= Exercise details =
Each record that follows is to be output in full, precisely as written.

= Information =
☆ ☆ ☆ ☆ ☆ ☆ ☆
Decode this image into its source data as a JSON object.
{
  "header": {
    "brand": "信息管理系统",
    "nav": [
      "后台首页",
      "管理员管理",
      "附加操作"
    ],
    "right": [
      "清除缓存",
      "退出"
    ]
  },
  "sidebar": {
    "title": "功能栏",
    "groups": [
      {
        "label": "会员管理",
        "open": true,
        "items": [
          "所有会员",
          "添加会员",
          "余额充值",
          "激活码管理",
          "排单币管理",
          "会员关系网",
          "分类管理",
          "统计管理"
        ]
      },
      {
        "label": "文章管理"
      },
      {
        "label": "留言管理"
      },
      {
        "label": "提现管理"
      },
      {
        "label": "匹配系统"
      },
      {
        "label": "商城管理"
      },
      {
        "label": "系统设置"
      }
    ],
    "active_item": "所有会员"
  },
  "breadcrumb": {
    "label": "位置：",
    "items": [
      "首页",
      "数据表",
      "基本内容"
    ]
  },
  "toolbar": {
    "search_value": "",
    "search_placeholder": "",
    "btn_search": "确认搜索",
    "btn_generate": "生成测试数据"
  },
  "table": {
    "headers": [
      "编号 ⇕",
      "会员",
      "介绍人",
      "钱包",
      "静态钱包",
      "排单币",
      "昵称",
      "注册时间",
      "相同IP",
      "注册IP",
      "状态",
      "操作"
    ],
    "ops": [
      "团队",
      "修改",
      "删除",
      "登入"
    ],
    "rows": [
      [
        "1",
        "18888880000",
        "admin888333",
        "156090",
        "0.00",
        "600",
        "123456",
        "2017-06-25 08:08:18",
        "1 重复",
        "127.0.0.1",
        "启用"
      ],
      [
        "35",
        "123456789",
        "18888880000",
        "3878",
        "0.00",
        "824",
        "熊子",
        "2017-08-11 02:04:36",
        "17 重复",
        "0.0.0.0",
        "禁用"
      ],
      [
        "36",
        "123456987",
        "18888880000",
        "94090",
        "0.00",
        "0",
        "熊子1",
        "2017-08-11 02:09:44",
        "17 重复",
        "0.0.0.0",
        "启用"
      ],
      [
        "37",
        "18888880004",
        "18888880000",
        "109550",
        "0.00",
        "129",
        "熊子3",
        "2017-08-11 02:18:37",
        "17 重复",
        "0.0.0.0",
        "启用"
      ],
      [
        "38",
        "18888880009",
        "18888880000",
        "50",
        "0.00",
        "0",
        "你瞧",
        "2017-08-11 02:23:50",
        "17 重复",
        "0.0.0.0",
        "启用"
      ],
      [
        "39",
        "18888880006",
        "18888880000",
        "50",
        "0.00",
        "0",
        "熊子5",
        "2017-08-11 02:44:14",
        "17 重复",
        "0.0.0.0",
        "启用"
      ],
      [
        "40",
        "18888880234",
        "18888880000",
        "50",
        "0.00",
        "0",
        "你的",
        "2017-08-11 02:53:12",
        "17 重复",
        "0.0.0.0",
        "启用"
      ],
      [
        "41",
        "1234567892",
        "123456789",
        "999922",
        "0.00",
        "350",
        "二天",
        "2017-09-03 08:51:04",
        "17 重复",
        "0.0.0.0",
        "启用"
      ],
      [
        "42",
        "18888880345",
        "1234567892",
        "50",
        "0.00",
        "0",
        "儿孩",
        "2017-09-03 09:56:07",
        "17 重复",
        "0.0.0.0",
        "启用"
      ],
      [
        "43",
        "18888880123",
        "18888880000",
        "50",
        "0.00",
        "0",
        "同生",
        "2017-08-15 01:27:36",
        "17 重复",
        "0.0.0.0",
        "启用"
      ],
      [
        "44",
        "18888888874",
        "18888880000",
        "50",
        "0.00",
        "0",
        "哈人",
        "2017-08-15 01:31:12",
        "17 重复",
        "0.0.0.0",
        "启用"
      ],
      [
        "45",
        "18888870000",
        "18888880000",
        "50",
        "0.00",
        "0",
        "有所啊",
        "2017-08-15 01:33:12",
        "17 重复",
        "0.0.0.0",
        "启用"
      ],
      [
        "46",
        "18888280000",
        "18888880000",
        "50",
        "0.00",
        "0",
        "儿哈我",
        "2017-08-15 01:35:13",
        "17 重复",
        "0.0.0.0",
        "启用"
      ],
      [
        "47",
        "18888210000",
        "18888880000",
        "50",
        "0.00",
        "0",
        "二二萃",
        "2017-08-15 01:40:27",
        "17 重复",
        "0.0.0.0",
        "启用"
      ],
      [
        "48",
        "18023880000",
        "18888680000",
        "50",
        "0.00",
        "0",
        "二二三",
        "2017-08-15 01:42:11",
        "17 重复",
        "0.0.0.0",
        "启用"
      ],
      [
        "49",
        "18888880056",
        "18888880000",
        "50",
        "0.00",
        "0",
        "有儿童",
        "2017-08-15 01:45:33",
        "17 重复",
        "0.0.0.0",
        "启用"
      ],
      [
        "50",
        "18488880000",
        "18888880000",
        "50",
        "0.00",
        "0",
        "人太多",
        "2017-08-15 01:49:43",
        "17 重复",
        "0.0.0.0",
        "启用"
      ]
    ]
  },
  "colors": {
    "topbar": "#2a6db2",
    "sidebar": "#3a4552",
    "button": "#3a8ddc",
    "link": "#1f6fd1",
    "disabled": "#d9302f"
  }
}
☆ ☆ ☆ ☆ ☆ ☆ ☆
= Solution below =
Decode this image into its source data as a JSON object.
{
  "header": {
    "brand": "信息管理系统",
    "nav": [
      "后台首页",
      "管理员管理",
      "附加操作"
    ],
    "right": [
      "清除缓存",
      "退出"
    ]
  },
  "sidebar": {
    "title": "功能栏",
    "groups": [
      {
        "label": "会员管理",
        "open": true,
        "items": [
          "所有会员",
          "添加会员",
          "余额充值",
          "激活码管理",
          "排单币管理",
          "会员关系网",
          "分类管理",
          "统计管理"
        ]
      },
      {
        "label": "文章管理"
      },
      {
        "label": "留言管理"
      },
      {
        "label": "提现管理"
      },
      {
        "label": "匹配系统"
      },
      {
        "label": "商城管理"
      },
      {
        "label": "系统设置"
      }
    ],
    "active_item": "所有会员"
  },
  "breadcrumb": {
    "label": "位置：",
    "items": [
      "首页",
      "数据表",
      "基本内容"
    ]
  },
  "toolbar": {
    "search_value": "",
    "search_placeholder": "",
    "btn_search": "确认搜索",
    "btn_generate": "生成测试数据"
  },
  "table": {
    "headers": [
      "编号 ⇕",
      "会员",
      "介绍人",
      "钱包",
      "静态钱包",
      "排单币",
      "昵称",
      "注册时间",
      "相同IP",
      "注册IP",
      "状态",
      "操作"
    ],
    "ops": [
      "团队",
      "修改",
      "删除",
      "登入"
    ],
    "rows": [
      [
        "1",
        "18888880000",
        "admin888333",
        "156090",
        "0.00",
        "600",
        "123456",
        "2017-06-25 08:08:18",
        "1 重复",
        "127.0.0.1",
        "启用"
      ],
      [
        "35",
        "123456789",
        "18888880000",
        "3878",
        "0.00",
        "824",
        "熊子",
        "2017-08-11 02:04:36",
        "17 重复",
        "0.0.0.0",
        "禁用"
      ],
      [
        "36",
        "123456987",
        "18888880000",
        "94090",
        "0.00",
        "0",
        "熊子1",
        "2017-08-11 02:09:44",
        "17 重复",
        "0.0.0.0",
        "启用"
      ],
      [
        "37",
        "18888880004",
        "18888880000",
        "109550",
        "0.00",
        "129",
        "熊子3",
        "2017-08-11 02:18:37",
        "17 重复",
        "0.0.0.0",
        "启用"
      ],
      [
        "38",
        "18888880009",
        "18888880000",
        "50",
        "0.00",
        "0",
        "你瞧",
        "2017-08-11 02:23:50",
        "17 重复",
        "0.0.0.0",
        "启用"
      ],
      [
        "39",
        "18888880006",
        "18888880000",
        "50",
        "0.00",
        "0",
        "熊子5",
        "2017-08-11 02:44:14",
        "17 重复",
        "0.0.0.0",
        "启用"
      ],
      [
        "40",
        "18888880234",
        "18888880000",
        "50",
        "0.00",
        "0",
        "你的",
        "2017-08-11 02:53:12",
        "17 重复",
        "0.0.0.0",
        "启用"
      ],
      [
        "41",
        "1234567892",
        "123456789",
        "999922",
        "0.00",
        "350",
        "二天",
        "2017-09-03 08:51:04",
        "17 重复",
        "0.0.0.0",
        "启用"
      ],
      [
        "42",
        "18888880345",
        "1234567892",
        "50",
        "0.00",
        "0",
        "儿孩",
        "2017-09-03 09:56:07",
        "17 重复",
        "0.0.0.0",
        "启用"
      ],
      [
        "43",
        "18888880123",
        "18888880000",
        "50",
        "0.00",
        "0",
        "同生",
        "2017-08-15 01:27:36",
        "17 重复",
        "0.0.0.0",
        "启用"
      ],
      [
        "44",
        "18888888874",
        "18888880000",
        "50",
        "0.00",
        "0",
        "哈人",
        "2017-08-15 01:31:12",
        "17 重复",
        "0.0.0.0",
        "启用"
      ],
      [
        "45",
        "18888870000",
        "18888880000",
        "50",
        "0.00",
        "0",
        "有所啊",
        "2017-08-15 01:33:12",
        "17 重复",
        "0.0.0.0",
        "启用"
      ],
      [
        "46",
        "18888280000",
        "18888880000",
        "50",
        "0.00",
        "0",
        "儿哈我",
        "2017-08-15 01:35:13",
        "17 重复",
        "0.0.0.0",
        "启用"
      ],
      [
        "47",
        "18888210000",
        "18888880000",
        "50",
        "0.00",
        "0",
        "二二萃",
        "2017-08-15 01:40:27",
        "17 重复",
        "0.0.0.0",
        "启用"
      ],
      [
        "48",
        "18023880000",
        "18888680000",
        "50",
        "0.00",
        "0",
        "二二三",
        "2017-08-15 01:42:11",
        "17 重复",
        "0.0.0.0",
        "启用"
      ],
      [
        "49",
        "18888880056",
        "18888880000",
        "50",
        "0.00",
        "0",
        "有儿童",
        "2017-08-15 01:45:33",
        "17 重复",
        "0.0.0.0",
        "启用"
      ],
      [
        "50",
        "18488880000",
        "18888880000",
        "50",
        "0.00",
        "0",
        "人太多",
        "2017-08-15 01:49:43",
        "17 重复",
        "0.0.0.0",
        "启用"
      ]
    ]
  },
  "colors": {
    "topbar": "#2a6db2",
    "sidebar": "#3a4552",
    "button": "#3a8ddc",
    "link": "#1f6fd1",
    "disabled": "#d9302f"
  }
}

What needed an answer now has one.